• Exercise details
Copy each entry below verbatim. Skip the pictures.

• Exercise input
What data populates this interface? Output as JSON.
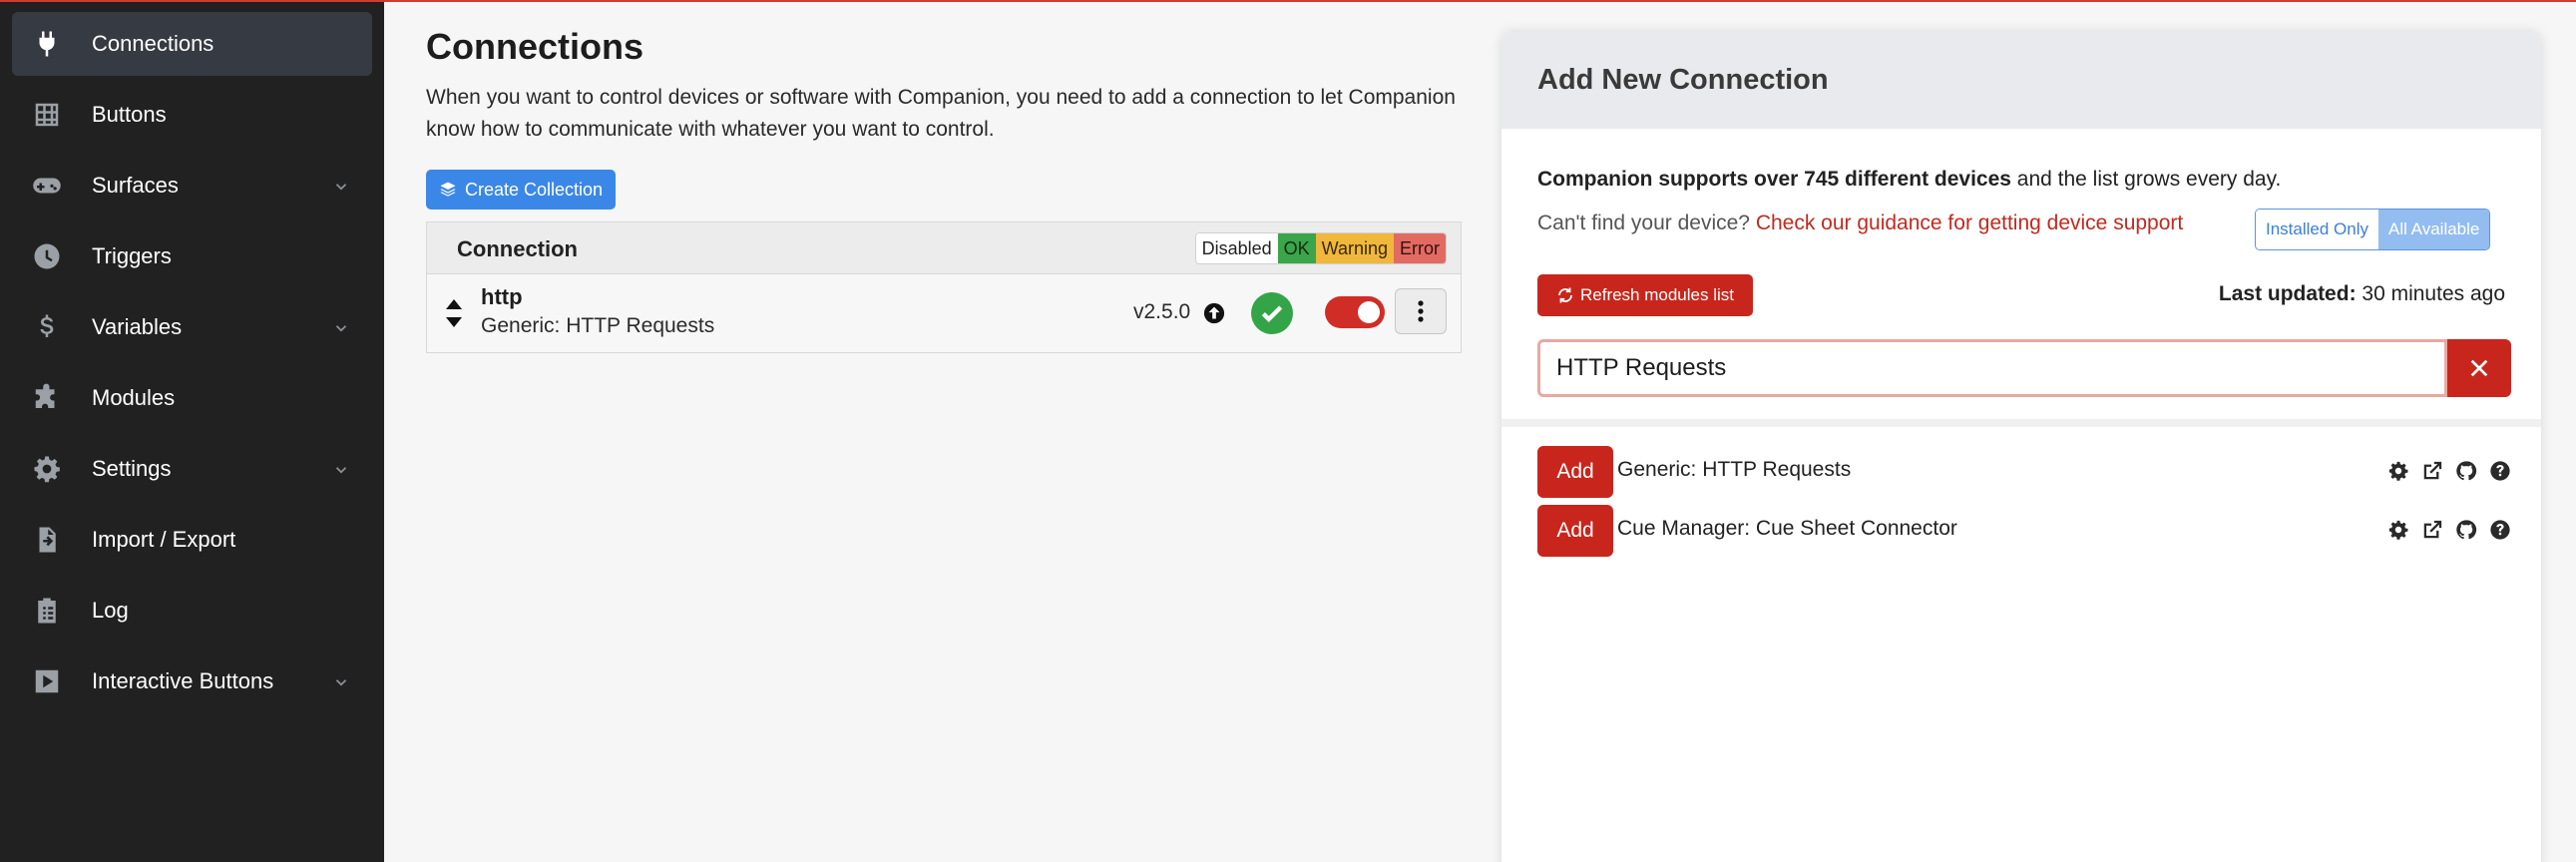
{
  "sidebar": {
    "items": [
      {
        "label": "Connections",
        "icon": "plug-icon",
        "active": true,
        "has_chevron": false
      },
      {
        "label": "Buttons",
        "icon": "grid-icon",
        "active": false,
        "has_chevron": false
      },
      {
        "label": "Surfaces",
        "icon": "gamepad-icon",
        "active": false,
        "has_chevron": true
      },
      {
        "label": "Triggers",
        "icon": "clock-icon",
        "active": false,
        "has_chevron": false
      },
      {
        "label": "Variables",
        "icon": "dollar-icon",
        "active": false,
        "has_chevron": true
      },
      {
        "label": "Modules",
        "icon": "puzzle-icon",
        "active": false,
        "has_chevron": false
      },
      {
        "label": "Settings",
        "icon": "gear-icon",
        "active": false,
        "has_chevron": true
      },
      {
        "label": "Import / Export",
        "icon": "file-import-icon",
        "active": false,
        "has_chevron": false
      },
      {
        "label": "Log",
        "icon": "clipboard-list-icon",
        "active": false,
        "has_chevron": false
      },
      {
        "label": "Interactive Buttons",
        "icon": "play-square-icon",
        "active": false,
        "has_chevron": true
      }
    ]
  },
  "main": {
    "title": "Connections",
    "intro": "When you want to control devices or software with Companion, you need to add a connection to let Companion know how to communicate with whatever you want to control.",
    "create_collection_label": "Create Collection",
    "table": {
      "header": "Connection",
      "legend": {
        "disabled": "Disabled",
        "ok": "OK",
        "warning": "Warning",
        "error": "Error"
      },
      "rows": [
        {
          "name": "http",
          "module": "Generic: HTTP Requests",
          "version": "v2.5.0",
          "status": "ok",
          "enabled": true
        }
      ]
    }
  },
  "panel": {
    "title": "Add New Connection",
    "support_bold": "Companion supports over 745 different devices",
    "support_rest": " and the list grows every day.",
    "help_text": "Can't find your device? ",
    "help_link": "Check our guidance for getting device support",
    "filter": {
      "installed_only": "Installed Only",
      "all_available": "All Available",
      "selected": "All Available"
    },
    "refresh_label": "Refresh modules list",
    "last_updated_label": "Last updated:",
    "last_updated_value": " 30 minutes ago",
    "search": {
      "value": "HTTP Requests"
    },
    "results": [
      {
        "add_label": "Add",
        "name": "Generic: HTTP Requests"
      },
      {
        "add_label": "Add",
        "name": "Cue Manager: Cue Sheet Connector"
      }
    ]
  },
  "colors": {
    "accent_red": "#c8261d",
    "accent_blue": "#3b87e8",
    "sidebar_bg": "#212121",
    "ok_green": "#34a448"
  }
}
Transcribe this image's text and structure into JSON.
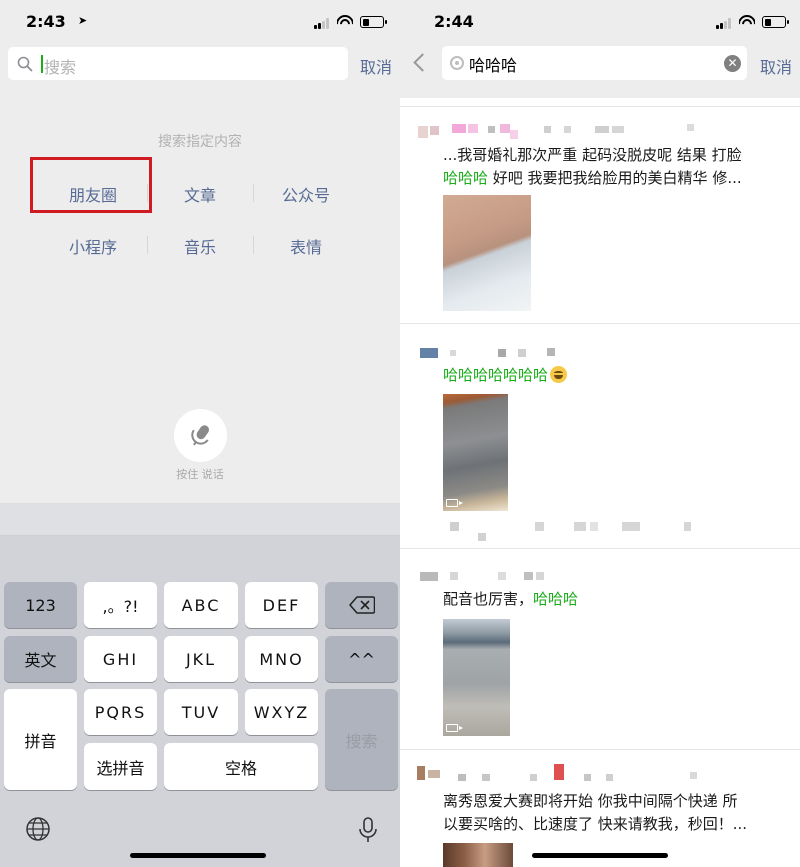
{
  "left": {
    "status": {
      "time": "2:43"
    },
    "search": {
      "placeholder": "搜索",
      "cancel": "取消"
    },
    "hint": "搜索指定内容",
    "options": [
      "朋友圈",
      "文章",
      "公众号",
      "小程序",
      "音乐",
      "表情"
    ],
    "voice": {
      "label": "按住 说话"
    },
    "keyboard": {
      "num": "123",
      "punct": ",。?!",
      "abc": "ABC",
      "def": "DEF",
      "english": "英文",
      "ghi": "GHI",
      "jkl": "JKL",
      "mno": "MNO",
      "caret": "^^",
      "pinyin": "拼音",
      "pqrs": "PQRS",
      "tuv": "TUV",
      "wxyz": "WXYZ",
      "search": "搜索",
      "select_pinyin": "选拼音",
      "space": "空格"
    }
  },
  "right": {
    "status": {
      "time": "2:44"
    },
    "search": {
      "query": "哈哈哈",
      "cancel": "取消"
    },
    "posts": [
      {
        "line1": "...我哥婚礼那次严重 起码没脱皮呢 结果 打脸",
        "kw": "哈哈哈",
        "line2": " 好吧 我要把我给脸用的美白精华 修..."
      },
      {
        "kw": "哈哈哈哈哈哈哈"
      },
      {
        "prefix": "配音也厉害，",
        "kw": "哈哈哈"
      },
      {
        "line1": "离秀恩爱大赛即将开始 你我中间隔个快递 所",
        "line2": "以要买啥的、比速度了 快来请教我，秒回！..."
      }
    ]
  },
  "colors": {
    "link": "#576b95",
    "keyword": "#1aad19",
    "highlight_box": "#cf1b21"
  }
}
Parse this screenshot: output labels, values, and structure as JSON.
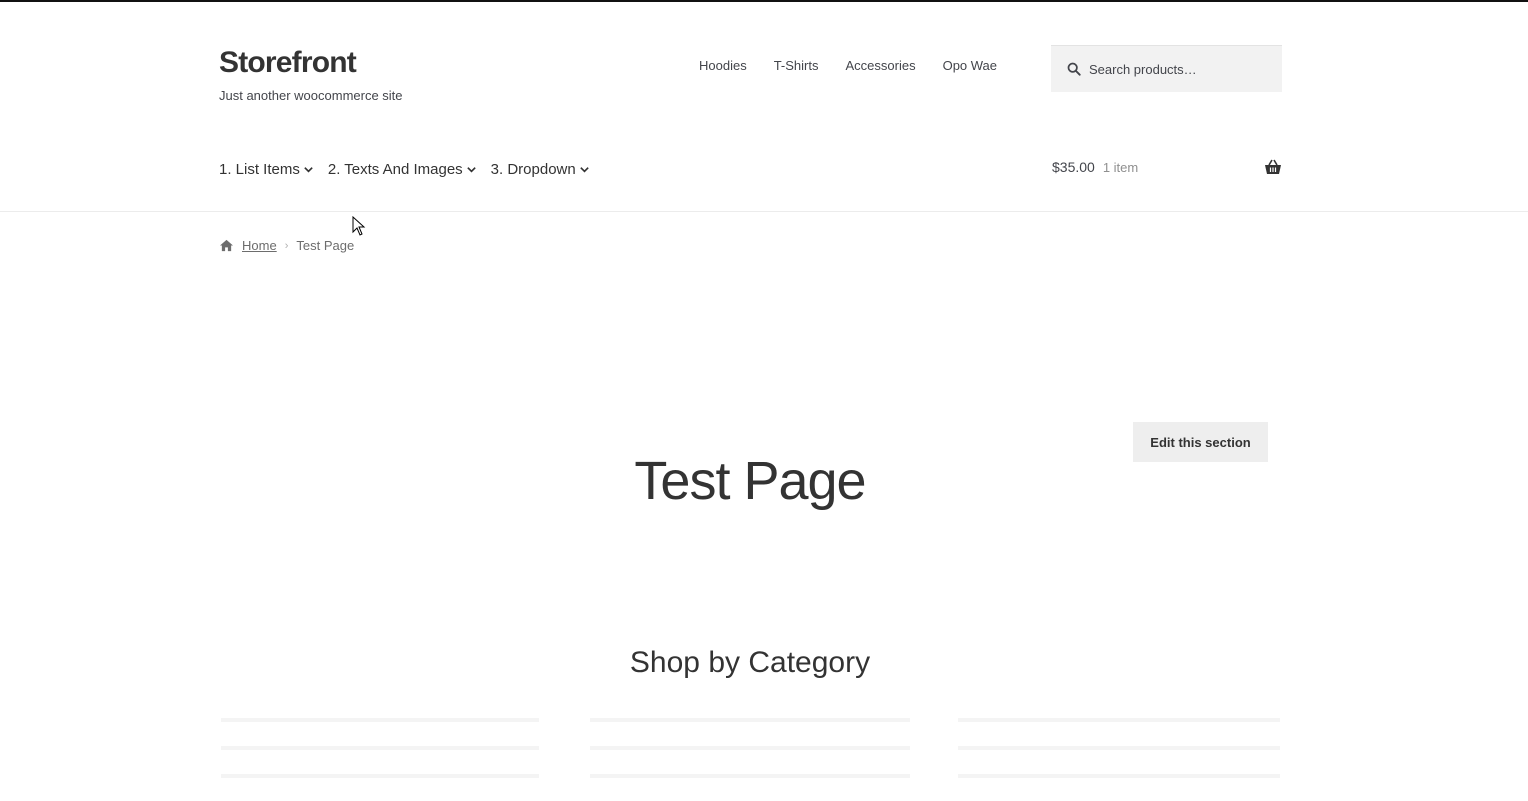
{
  "header": {
    "site_title": "Storefront",
    "tagline": "Just another woocommerce site"
  },
  "secondary_nav": {
    "items": [
      {
        "label": "Hoodies"
      },
      {
        "label": "T-Shirts"
      },
      {
        "label": "Accessories"
      },
      {
        "label": "Opo Wae"
      }
    ]
  },
  "search": {
    "placeholder": "Search products…",
    "icon": "search-icon"
  },
  "primary_nav": {
    "items": [
      {
        "label": "1. List Items"
      },
      {
        "label": "2. Texts And Images"
      },
      {
        "label": "3. Dropdown"
      }
    ]
  },
  "cart": {
    "amount": "$35.00",
    "count": "1 item",
    "icon": "basket-icon"
  },
  "breadcrumb": {
    "home": "Home",
    "current": "Test Page"
  },
  "main": {
    "edit_button": "Edit this section",
    "page_title": "Test Page",
    "section_title": "Shop by Category"
  },
  "colors": {
    "text": "#43454b",
    "heading": "#333333",
    "search_bg": "#f2f2f2",
    "button_bg": "#eeeeee"
  }
}
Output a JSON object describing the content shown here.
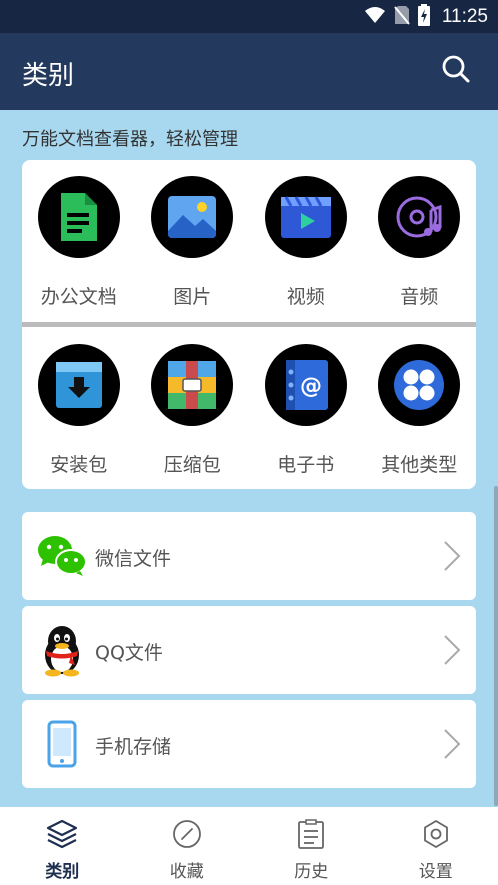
{
  "status_bar": {
    "time": "11:25",
    "icons": [
      "wifi-icon",
      "no-sim-icon",
      "battery-charging-icon"
    ]
  },
  "app_bar": {
    "title": "类别",
    "search_icon": "search-icon"
  },
  "subtitle": "万能文档查看器，轻松管理",
  "categories": [
    {
      "label": "办公文档",
      "icon": "document-icon"
    },
    {
      "label": "图片",
      "icon": "image-icon"
    },
    {
      "label": "视频",
      "icon": "video-icon"
    },
    {
      "label": "音频",
      "icon": "audio-icon"
    },
    {
      "label": "安装包",
      "icon": "package-icon"
    },
    {
      "label": "压缩包",
      "icon": "archive-icon"
    },
    {
      "label": "电子书",
      "icon": "ebook-icon"
    },
    {
      "label": "其他类型",
      "icon": "other-types-icon"
    }
  ],
  "sources": [
    {
      "label": "微信文件",
      "icon": "wechat-icon"
    },
    {
      "label": "QQ文件",
      "icon": "qq-icon"
    },
    {
      "label": "手机存储",
      "icon": "phone-storage-icon"
    }
  ],
  "bottom_nav": [
    {
      "label": "类别",
      "icon": "layers-icon",
      "active": true
    },
    {
      "label": "收藏",
      "icon": "compass-icon",
      "active": false
    },
    {
      "label": "历史",
      "icon": "history-icon",
      "active": false
    },
    {
      "label": "设置",
      "icon": "settings-icon",
      "active": false
    }
  ],
  "colors": {
    "status_bar": "#172643",
    "app_bar": "#24395e",
    "background": "#a8d8ef",
    "active_nav": "#1e2f50"
  }
}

• Exercise answer
What data populates this interface? Output as JSON.
{
  "sidebar": {
    "items": [
      {
        "label": "Connections",
        "icon": "plug-icon",
        "active": true,
        "has_chevron": false
      },
      {
        "label": "Buttons",
        "icon": "grid-icon",
        "active": false,
        "has_chevron": false
      },
      {
        "label": "Surfaces",
        "icon": "gamepad-icon",
        "active": false,
        "has_chevron": true
      },
      {
        "label": "Triggers",
        "icon": "clock-icon",
        "active": false,
        "has_chevron": false
      },
      {
        "label": "Variables",
        "icon": "dollar-icon",
        "active": false,
        "has_chevron": true
      },
      {
        "label": "Modules",
        "icon": "puzzle-icon",
        "active": false,
        "has_chevron": false
      },
      {
        "label": "Settings",
        "icon": "gear-icon",
        "active": false,
        "has_chevron": true
      },
      {
        "label": "Import / Export",
        "icon": "file-import-icon",
        "active": false,
        "has_chevron": false
      },
      {
        "label": "Log",
        "icon": "clipboard-list-icon",
        "active": false,
        "has_chevron": false
      },
      {
        "label": "Interactive Buttons",
        "icon": "play-square-icon",
        "active": false,
        "has_chevron": true
      }
    ]
  },
  "main": {
    "title": "Connections",
    "intro": "When you want to control devices or software with Companion, you need to add a connection to let Companion know how to communicate with whatever you want to control.",
    "create_collection_label": "Create Collection",
    "table": {
      "header": "Connection",
      "legend": {
        "disabled": "Disabled",
        "ok": "OK",
        "warning": "Warning",
        "error": "Error"
      },
      "rows": [
        {
          "name": "http",
          "module": "Generic: HTTP Requests",
          "version": "v2.5.0",
          "status": "ok",
          "enabled": true
        }
      ]
    }
  },
  "panel": {
    "title": "Add New Connection",
    "support_bold": "Companion supports over 745 different devices",
    "support_rest": " and the list grows every day.",
    "help_text": "Can't find your device? ",
    "help_link": "Check our guidance for getting device support",
    "filter": {
      "installed_only": "Installed Only",
      "all_available": "All Available",
      "selected": "All Available"
    },
    "refresh_label": "Refresh modules list",
    "last_updated_label": "Last updated:",
    "last_updated_value": " 30 minutes ago",
    "search": {
      "value": "HTTP Requests"
    },
    "results": [
      {
        "add_label": "Add",
        "name": "Generic: HTTP Requests"
      },
      {
        "add_label": "Add",
        "name": "Cue Manager: Cue Sheet Connector"
      }
    ]
  },
  "colors": {
    "accent_red": "#c8261d",
    "accent_blue": "#3b87e8",
    "sidebar_bg": "#212121",
    "ok_green": "#34a448"
  }
}
Transcribe this image's text and structure into JSON.
{
  "left": {
    "status": {
      "time": "2:43"
    },
    "search": {
      "placeholder": "搜索",
      "cancel": "取消"
    },
    "hint": "搜索指定内容",
    "options": [
      "朋友圈",
      "文章",
      "公众号",
      "小程序",
      "音乐",
      "表情"
    ],
    "voice": {
      "label": "按住 说话"
    },
    "keyboard": {
      "num": "123",
      "punct": ",。?!",
      "abc": "ABC",
      "def": "DEF",
      "english": "英文",
      "ghi": "GHI",
      "jkl": "JKL",
      "mno": "MNO",
      "caret": "^^",
      "pinyin": "拼音",
      "pqrs": "PQRS",
      "tuv": "TUV",
      "wxyz": "WXYZ",
      "search": "搜索",
      "select_pinyin": "选拼音",
      "space": "空格"
    }
  },
  "right": {
    "status": {
      "time": "2:44"
    },
    "search": {
      "query": "哈哈哈",
      "cancel": "取消"
    },
    "posts": [
      {
        "line1": "...我哥婚礼那次严重 起码没脱皮呢 结果 打脸",
        "kw": "哈哈哈",
        "line2": " 好吧 我要把我给脸用的美白精华 修..."
      },
      {
        "kw": "哈哈哈哈哈哈哈"
      },
      {
        "prefix": "配音也厉害，",
        "kw": "哈哈哈"
      },
      {
        "line1": "离秀恩爱大赛即将开始 你我中间隔个快递 所",
        "line2": "以要买啥的、比速度了 快来请教我，秒回！..."
      }
    ]
  },
  "colors": {
    "link": "#576b95",
    "keyword": "#1aad19",
    "highlight_box": "#cf1b21"
  }
}
Parse this screenshot: output labels, values, and structure as JSON.
{
  "header": {
    "site_title": "Storefront",
    "tagline": "Just another woocommerce site"
  },
  "secondary_nav": {
    "items": [
      {
        "label": "Hoodies"
      },
      {
        "label": "T-Shirts"
      },
      {
        "label": "Accessories"
      },
      {
        "label": "Opo Wae"
      }
    ]
  },
  "search": {
    "placeholder": "Search products…",
    "icon": "search-icon"
  },
  "primary_nav": {
    "items": [
      {
        "label": "1. List Items"
      },
      {
        "label": "2. Texts And Images"
      },
      {
        "label": "3. Dropdown"
      }
    ]
  },
  "cart": {
    "amount": "$35.00",
    "count": "1 item",
    "icon": "basket-icon"
  },
  "breadcrumb": {
    "home": "Home",
    "current": "Test Page"
  },
  "main": {
    "edit_button": "Edit this section",
    "page_title": "Test Page",
    "section_title": "Shop by Category"
  },
  "colors": {
    "text": "#43454b",
    "heading": "#333333",
    "search_bg": "#f2f2f2",
    "button_bg": "#eeeeee"
  }
}
Output a JSON object describing the content shown here.
{
  "status_bar": {
    "time": "11:25",
    "icons": [
      "wifi-icon",
      "no-sim-icon",
      "battery-charging-icon"
    ]
  },
  "app_bar": {
    "title": "类别",
    "search_icon": "search-icon"
  },
  "subtitle": "万能文档查看器，轻松管理",
  "categories": [
    {
      "label": "办公文档",
      "icon": "document-icon"
    },
    {
      "label": "图片",
      "icon": "image-icon"
    },
    {
      "label": "视频",
      "icon": "video-icon"
    },
    {
      "label": "音频",
      "icon": "audio-icon"
    },
    {
      "label": "安装包",
      "icon": "package-icon"
    },
    {
      "label": "压缩包",
      "icon": "archive-icon"
    },
    {
      "label": "电子书",
      "icon": "ebook-icon"
    },
    {
      "label": "其他类型",
      "icon": "other-types-icon"
    }
  ],
  "sources": [
    {
      "label": "微信文件",
      "icon": "wechat-icon"
    },
    {
      "label": "QQ文件",
      "icon": "qq-icon"
    },
    {
      "label": "手机存储",
      "icon": "phone-storage-icon"
    }
  ],
  "bottom_nav": [
    {
      "label": "类别",
      "icon": "layers-icon",
      "active": true
    },
    {
      "label": "收藏",
      "icon": "compass-icon",
      "active": false
    },
    {
      "label": "历史",
      "icon": "history-icon",
      "active": false
    },
    {
      "label": "设置",
      "icon": "settings-icon",
      "active": false
    }
  ],
  "colors": {
    "status_bar": "#172643",
    "app_bar": "#24395e",
    "background": "#a8d8ef",
    "active_nav": "#1e2f50"
  }
}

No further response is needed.